Striking a new path
Until recently, Rio's reputation for infrastructure maintenance and development was far from stellar. "After the Capital City was moved from Rio to Brasilia in 1960, investment in infrastructure declined and many of the necessary developments failed to take off," admitted Carlos Roberto Osorio, Rio's Secretary of Conservation & Public Services.
Today, however, Rio is virtually buzzing with new infrastructure activity. In transit alone, the city has four major projects on the go which - combined - will transform the way people move to and around the city: the federal expansion of Rio's airport to add new capacity; the addition of a new subway line to link the city center to the future Olympic venues; the complete overhaul of the suburban rail network to add new rolling stock, switching and command facilities; and the development of four new Bus Rapid Transit routes through the city.
"We are experiencing a very special time in the development of Rio," said Mr. Osorio. "It's a total transformation and urban infrastructure is playing a key role in this metamorphosis over the medium and short term."
Caring for the environment
City administrators are also putting particular focus on environmental sustainability. Rio hosted the UN's first summit on climate change in 1992 and now - on the twentieth anniversary of that event - will welcome delegates back to evaluate the world's progress over the past twenty years. But for Rio, environmental sustainability is about more than brandishing credentials. "What makes Rio so special is our natural resources - the sea, the beaches, the lakes and lagoons, the mountains, our urban forest - and we have a great responsibility to take care of these environmental assets," added Mr. Osorio.
Putting the house in order
But it is Rio's progress in the funding and financing of urban infrastructure projects that has been the biggest catalyst for change. Over the past three years, both the city and state governments have aggressively tackled their finances and debt to achieve investment-grade ratings from global credit agencies. This has enabled the city to not only tap into new sources of financing, but has also raised Rio's appeal as a destination for foreign investment.

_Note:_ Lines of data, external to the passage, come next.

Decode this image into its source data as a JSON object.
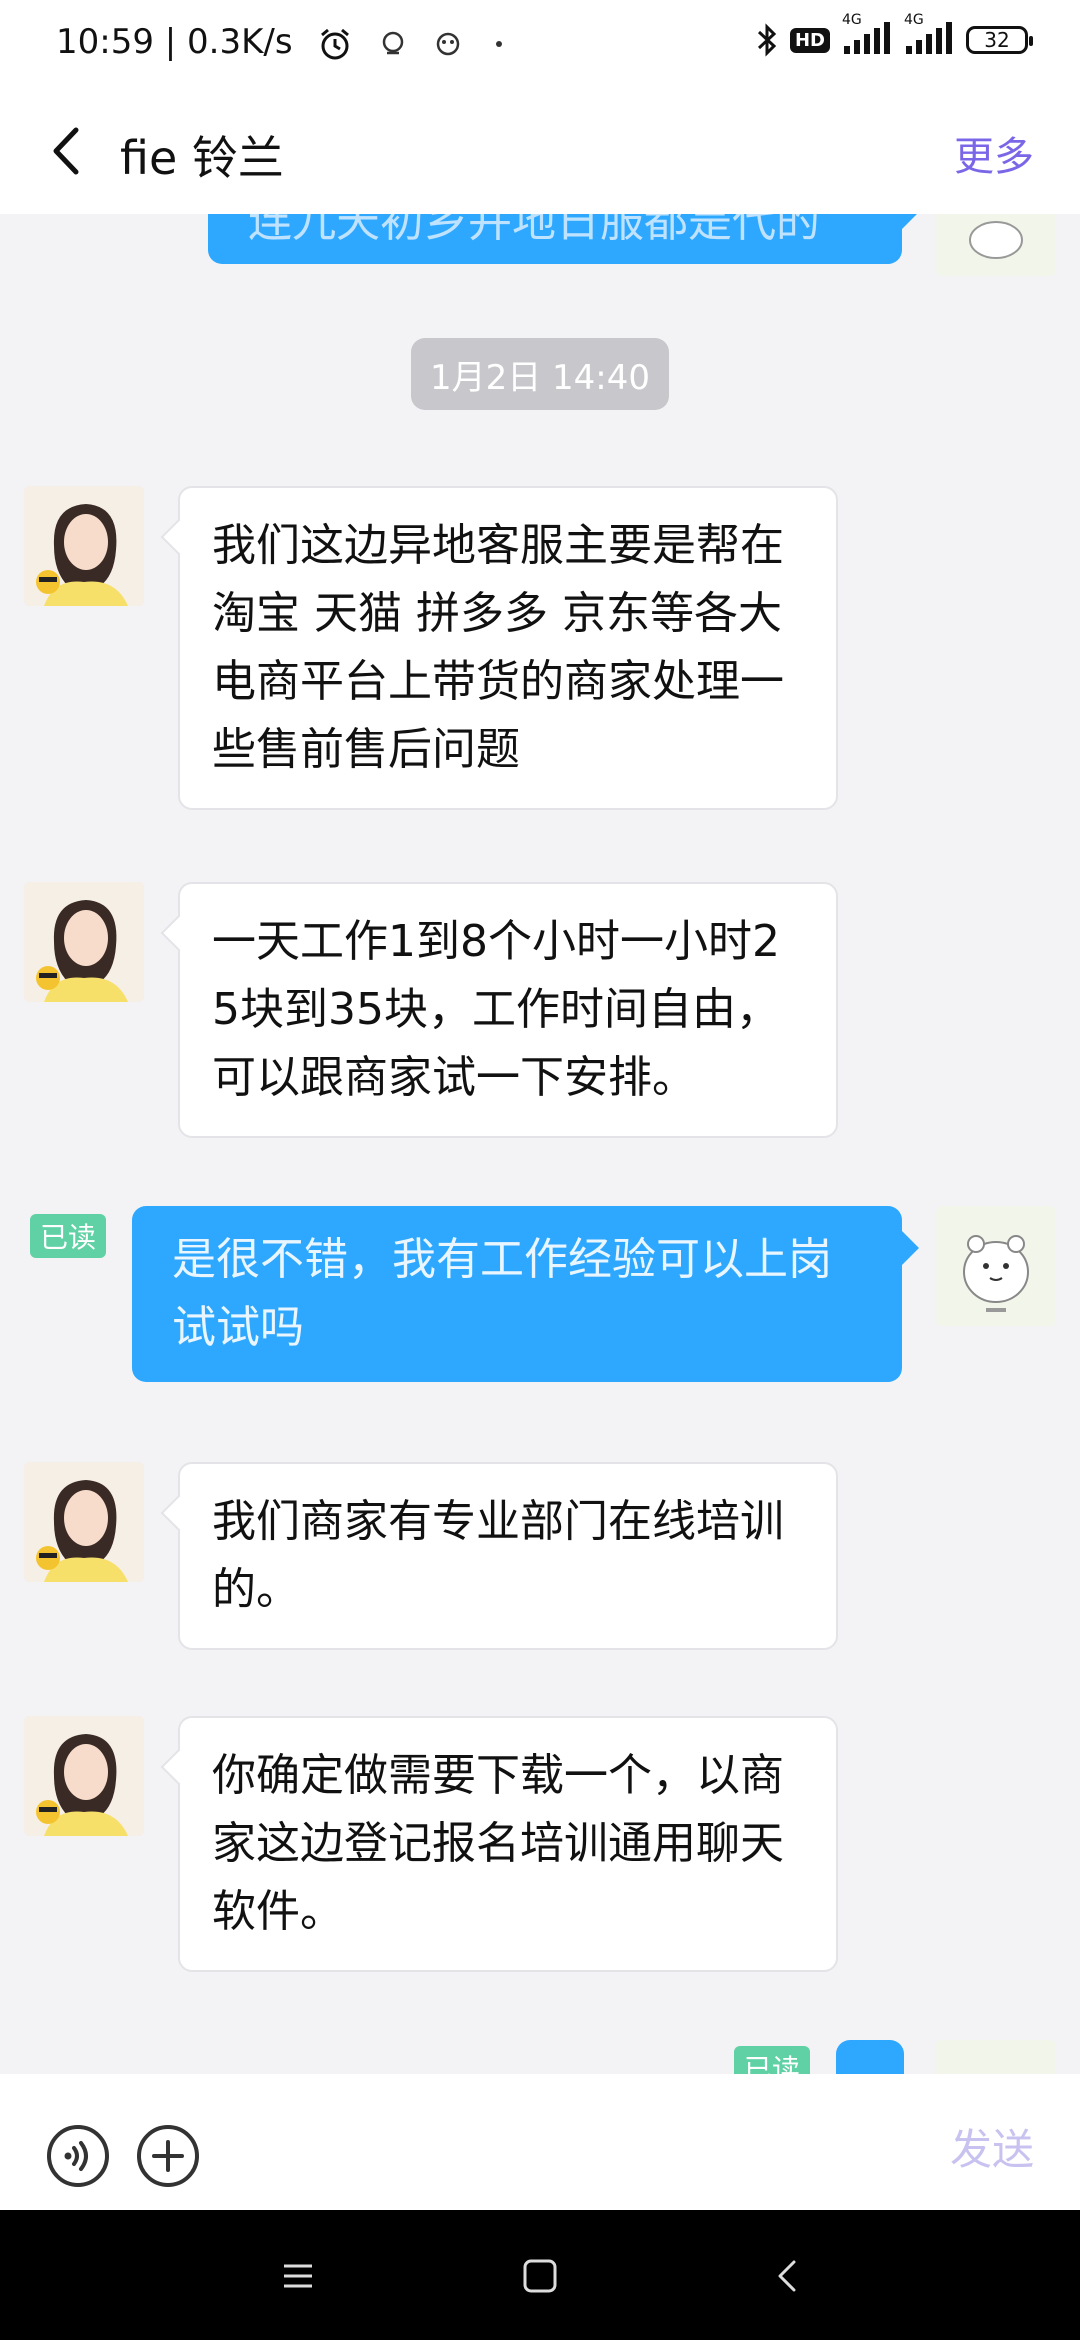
{
  "status_bar": {
    "time_speed": "10:59 | 0.3K/s",
    "hd": "HD",
    "network1": "4G",
    "network2": "4G",
    "battery": "32"
  },
  "header": {
    "title": "fie 铃兰",
    "more": "更多"
  },
  "chat": {
    "timestamp": "1月2日 14:40",
    "read_label": "已读",
    "partial_top_text": "连九天初乡并地日服都是代的",
    "messages": [
      {
        "sender": "contact",
        "text": "我们这边异地客服主要是帮在  淘宝   天猫  拼多多  京东等各大电商平台上带货的商家处理一些售前售后问题"
      },
      {
        "sender": "contact",
        "text": "一天工作1到8个小时一小时25块到35块，工作时间自由，可以跟商家试一下安排。"
      },
      {
        "sender": "me",
        "text": "是很不错，我有工作经验可以上岗试试吗",
        "status": "已读"
      },
      {
        "sender": "contact",
        "text": "我们商家有专业部门在线培训的。"
      },
      {
        "sender": "contact",
        "text": "你确定做需要下载一个，以商家这边登记报名培训通用聊天软件。"
      }
    ]
  },
  "input_bar": {
    "send": "发送"
  },
  "colors": {
    "accent": "#7a67e8",
    "outgoing_bubble": "#2ea8ff",
    "read_badge": "#5fd1a5"
  }
}
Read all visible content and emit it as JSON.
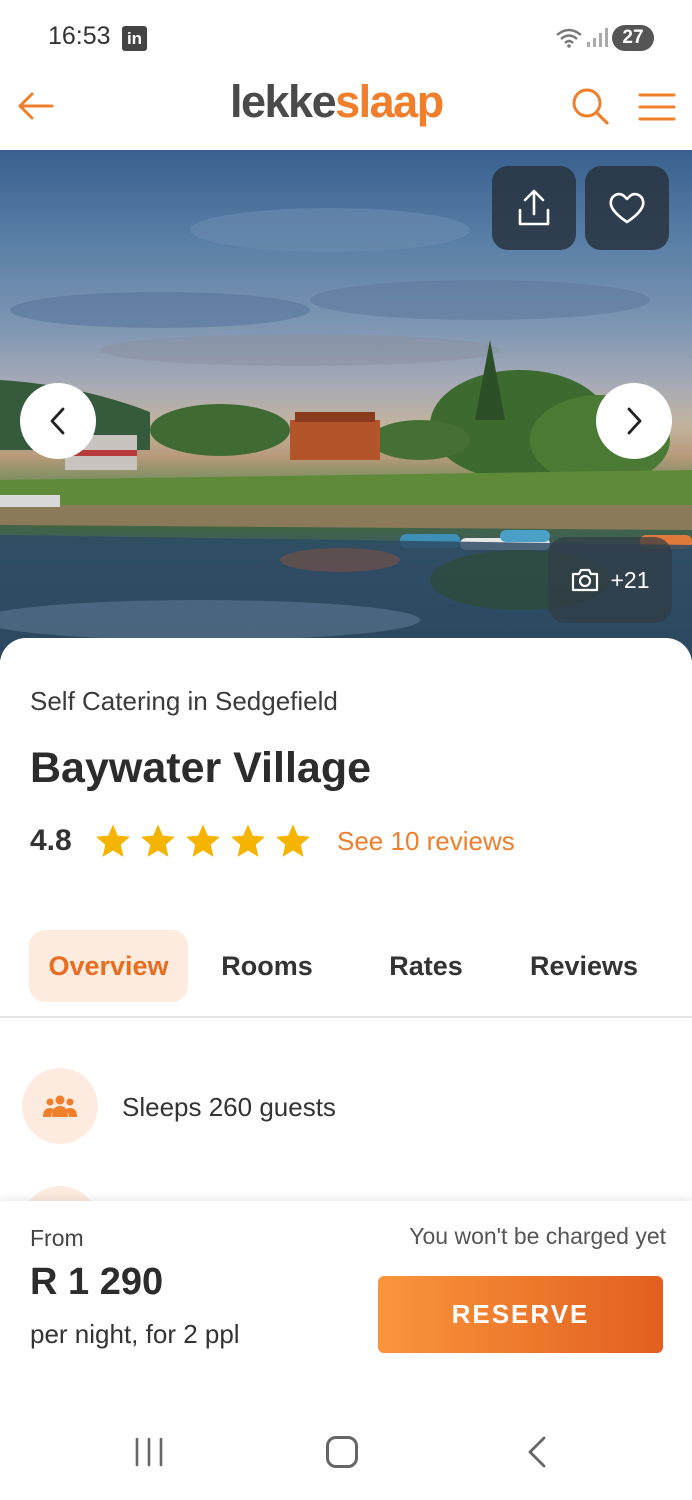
{
  "status_bar": {
    "time": "16:53",
    "notification_icon": "linkedin-icon",
    "battery": "27"
  },
  "header": {
    "logo_part1": "lekke",
    "logo_part2": "slaap",
    "brand_color": "#f07e2a",
    "back_icon": "arrow-left-icon",
    "search_icon": "search-icon",
    "menu_icon": "hamburger-menu-icon"
  },
  "hero": {
    "share_icon": "share-icon",
    "favorite_icon": "heart-icon",
    "prev_icon": "chevron-left-icon",
    "next_icon": "chevron-right-icon",
    "photo_count_label": "+21"
  },
  "listing": {
    "category": "Self Catering in Sedgefield",
    "title": "Baywater Village",
    "rating": "4.8",
    "stars": 5,
    "reviews_link": "See 10 reviews"
  },
  "tabs": [
    {
      "label": "Overview",
      "active": true
    },
    {
      "label": "Rooms",
      "active": false
    },
    {
      "label": "Rates",
      "active": false
    },
    {
      "label": "Reviews",
      "active": false
    }
  ],
  "amenities": [
    {
      "icon": "users-group-icon",
      "label": "Sleeps 260 guests"
    }
  ],
  "booking": {
    "from_label": "From",
    "price": "R 1 290",
    "per_night": "per night, for 2 ppl",
    "no_charge_note": "You won't be charged yet",
    "reserve_label": "RESERVE"
  }
}
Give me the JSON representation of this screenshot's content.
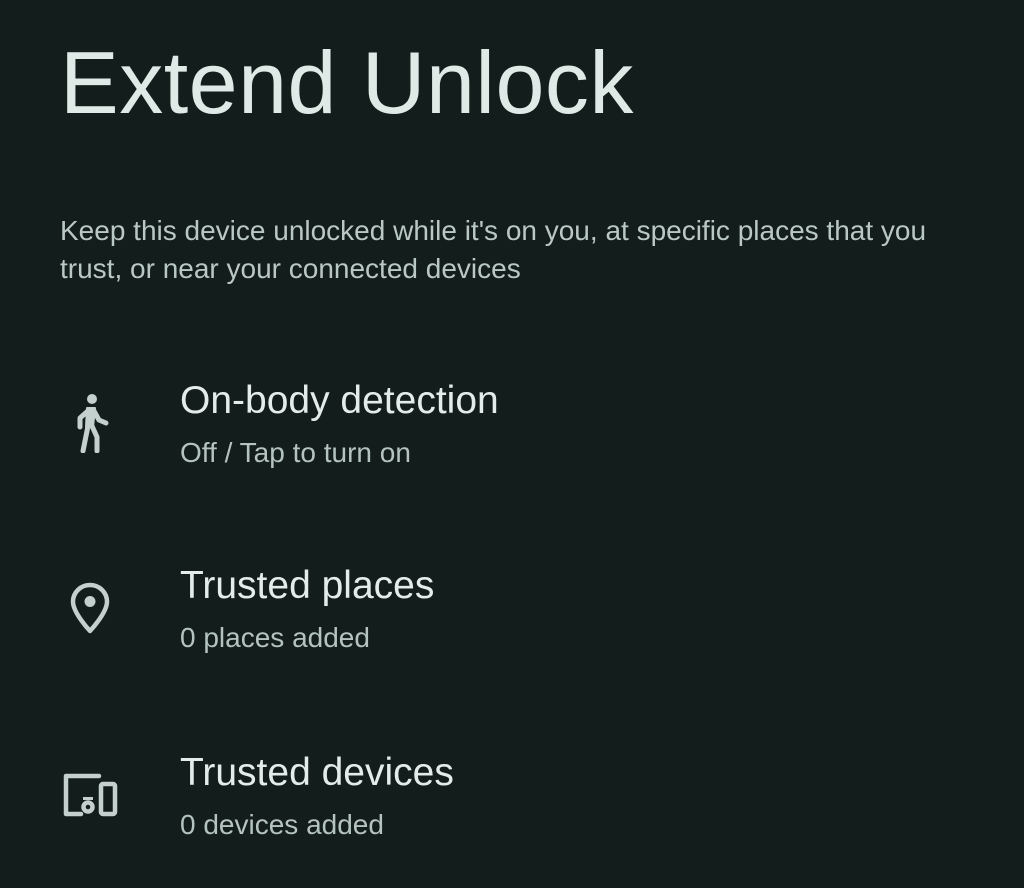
{
  "page": {
    "title": "Extend Unlock",
    "description": "Keep this device unlocked while it's on you, at specific places that you trust, or near your connected devices"
  },
  "settings": [
    {
      "icon": "walking-person-icon",
      "title": "On-body detection",
      "summary": "Off / Tap to turn on"
    },
    {
      "icon": "location-pin-icon",
      "title": "Trusted places",
      "summary": "0 places added"
    },
    {
      "icon": "devices-icon",
      "title": "Trusted devices",
      "summary": "0 devices added"
    }
  ],
  "colors": {
    "background": "#121d1c",
    "title_text": "#dfeae7",
    "body_text": "#bac8c5",
    "icon": "#c4d0cd"
  }
}
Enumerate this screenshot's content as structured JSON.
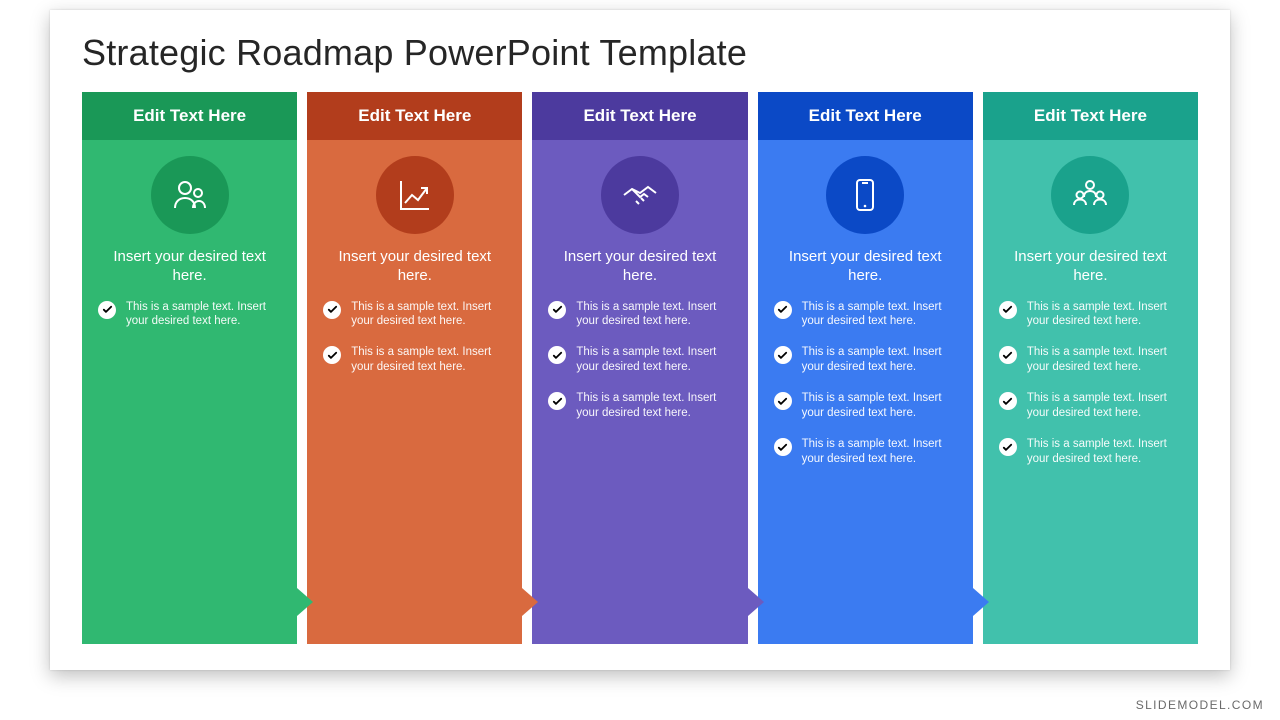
{
  "title": "Strategic Roadmap PowerPoint Template",
  "watermark": "SLIDEMODEL.COM",
  "sample_bullet": "This is a sample text. Insert your desired text here.",
  "columns": [
    {
      "header": "Edit Text Here",
      "subtitle": "Insert your desired text here.",
      "icon": "people-icon",
      "bullet_count": 1,
      "head_color": "#1a9857",
      "body_color": "#30b871",
      "circle_color": "#1a9857"
    },
    {
      "header": "Edit Text Here",
      "subtitle": "Insert your desired text here.",
      "icon": "growth-chart-icon",
      "bullet_count": 2,
      "head_color": "#b23d1c",
      "body_color": "#d96a3f",
      "circle_color": "#b23d1c"
    },
    {
      "header": "Edit Text Here",
      "subtitle": "Insert your desired text here.",
      "icon": "handshake-icon",
      "bullet_count": 3,
      "head_color": "#4c3a9e",
      "body_color": "#6c5bbf",
      "circle_color": "#4c3a9e"
    },
    {
      "header": "Edit Text Here",
      "subtitle": "Insert your desired text here.",
      "icon": "smartphone-icon",
      "bullet_count": 4,
      "head_color": "#0b49c6",
      "body_color": "#3b7bf1",
      "circle_color": "#0b49c6"
    },
    {
      "header": "Edit Text Here",
      "subtitle": "Insert your desired text here.",
      "icon": "team-icon",
      "bullet_count": 4,
      "head_color": "#1aa28c",
      "body_color": "#41c1ac",
      "circle_color": "#1aa28c"
    }
  ]
}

The city has also put an emphasis on encouraging Public Private Partnerships (PPPs) to develop urban infrastructure projects. As a case in point, Mr. Osorio points to the country's largest PPP program, a USD5 billion redevelopment of Rio's port area currently underway as a partnership between private enterprise and the municipality. But there are plenty of other great examples: the Olympic Village and Park will be an entirely private venture and much of the new transit system is being developed under PPP models.
Rio's civic leaders credit much of their recent success to changes in the way government approaches infrastructure development. "By recognizing the need to restructure our finances, debt and administration, we were able to become more efficient and put more money towards investments," added Mr. Osorio. "It took a strong action plan and determination, but now we are reaping the rewards of that strategy."